(Dataset records)

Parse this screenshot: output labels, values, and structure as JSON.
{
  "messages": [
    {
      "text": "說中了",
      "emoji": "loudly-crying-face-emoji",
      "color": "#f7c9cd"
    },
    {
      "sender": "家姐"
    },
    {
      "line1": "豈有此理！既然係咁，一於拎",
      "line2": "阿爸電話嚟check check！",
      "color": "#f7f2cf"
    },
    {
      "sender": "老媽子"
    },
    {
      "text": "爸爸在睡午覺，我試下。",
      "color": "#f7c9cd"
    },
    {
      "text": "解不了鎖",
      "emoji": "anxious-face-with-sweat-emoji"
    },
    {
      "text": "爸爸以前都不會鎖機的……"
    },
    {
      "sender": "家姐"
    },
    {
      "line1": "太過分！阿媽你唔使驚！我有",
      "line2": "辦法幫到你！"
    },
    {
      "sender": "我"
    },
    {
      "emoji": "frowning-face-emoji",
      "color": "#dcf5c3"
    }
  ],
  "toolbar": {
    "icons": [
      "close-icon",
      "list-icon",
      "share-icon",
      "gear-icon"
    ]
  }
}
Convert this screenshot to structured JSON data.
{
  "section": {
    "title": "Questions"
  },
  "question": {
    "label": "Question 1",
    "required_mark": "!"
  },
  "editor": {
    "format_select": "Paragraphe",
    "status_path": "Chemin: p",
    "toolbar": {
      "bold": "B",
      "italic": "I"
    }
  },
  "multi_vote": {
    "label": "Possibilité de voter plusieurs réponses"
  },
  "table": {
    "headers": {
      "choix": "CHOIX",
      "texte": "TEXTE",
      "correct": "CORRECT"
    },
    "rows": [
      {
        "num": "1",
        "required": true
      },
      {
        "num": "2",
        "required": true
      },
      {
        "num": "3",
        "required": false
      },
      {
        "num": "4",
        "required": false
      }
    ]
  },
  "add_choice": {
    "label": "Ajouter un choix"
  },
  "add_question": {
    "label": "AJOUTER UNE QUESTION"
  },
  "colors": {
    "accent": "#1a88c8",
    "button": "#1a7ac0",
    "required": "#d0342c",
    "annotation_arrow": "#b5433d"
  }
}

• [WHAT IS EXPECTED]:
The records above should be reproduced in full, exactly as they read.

• [OUTPUT FOR THIS EXERCISE]:
Parse this screenshot: output labels, values, and structure as JSON.
{
  "messages": [
    {
      "text": "說中了",
      "emoji": "loudly-crying-face-emoji",
      "color": "#f7c9cd"
    },
    {
      "sender": "家姐"
    },
    {
      "line1": "豈有此理！既然係咁，一於拎",
      "line2": "阿爸電話嚟check check！",
      "color": "#f7f2cf"
    },
    {
      "sender": "老媽子"
    },
    {
      "text": "爸爸在睡午覺，我試下。",
      "color": "#f7c9cd"
    },
    {
      "text": "解不了鎖",
      "emoji": "anxious-face-with-sweat-emoji"
    },
    {
      "text": "爸爸以前都不會鎖機的……"
    },
    {
      "sender": "家姐"
    },
    {
      "line1": "太過分！阿媽你唔使驚！我有",
      "line2": "辦法幫到你！"
    },
    {
      "sender": "我"
    },
    {
      "emoji": "frowning-face-emoji",
      "color": "#dcf5c3"
    }
  ],
  "toolbar": {
    "icons": [
      "close-icon",
      "list-icon",
      "share-icon",
      "gear-icon"
    ]
  }
}
Convert this screenshot to structured JSON data.
{
  "section": {
    "title": "Questions"
  },
  "question": {
    "label": "Question 1",
    "required_mark": "!"
  },
  "editor": {
    "format_select": "Paragraphe",
    "status_path": "Chemin: p",
    "toolbar": {
      "bold": "B",
      "italic": "I"
    }
  },
  "multi_vote": {
    "label": "Possibilité de voter plusieurs réponses"
  },
  "table": {
    "headers": {
      "choix": "CHOIX",
      "texte": "TEXTE",
      "correct": "CORRECT"
    },
    "rows": [
      {
        "num": "1",
        "required": true
      },
      {
        "num": "2",
        "required": true
      },
      {
        "num": "3",
        "required": false
      },
      {
        "num": "4",
        "required": false
      }
    ]
  },
  "add_choice": {
    "label": "Ajouter un choix"
  },
  "add_question": {
    "label": "AJOUTER UNE QUESTION"
  },
  "colors": {
    "accent": "#1a88c8",
    "button": "#1a7ac0",
    "required": "#d0342c",
    "annotation_arrow": "#b5433d"
  }
}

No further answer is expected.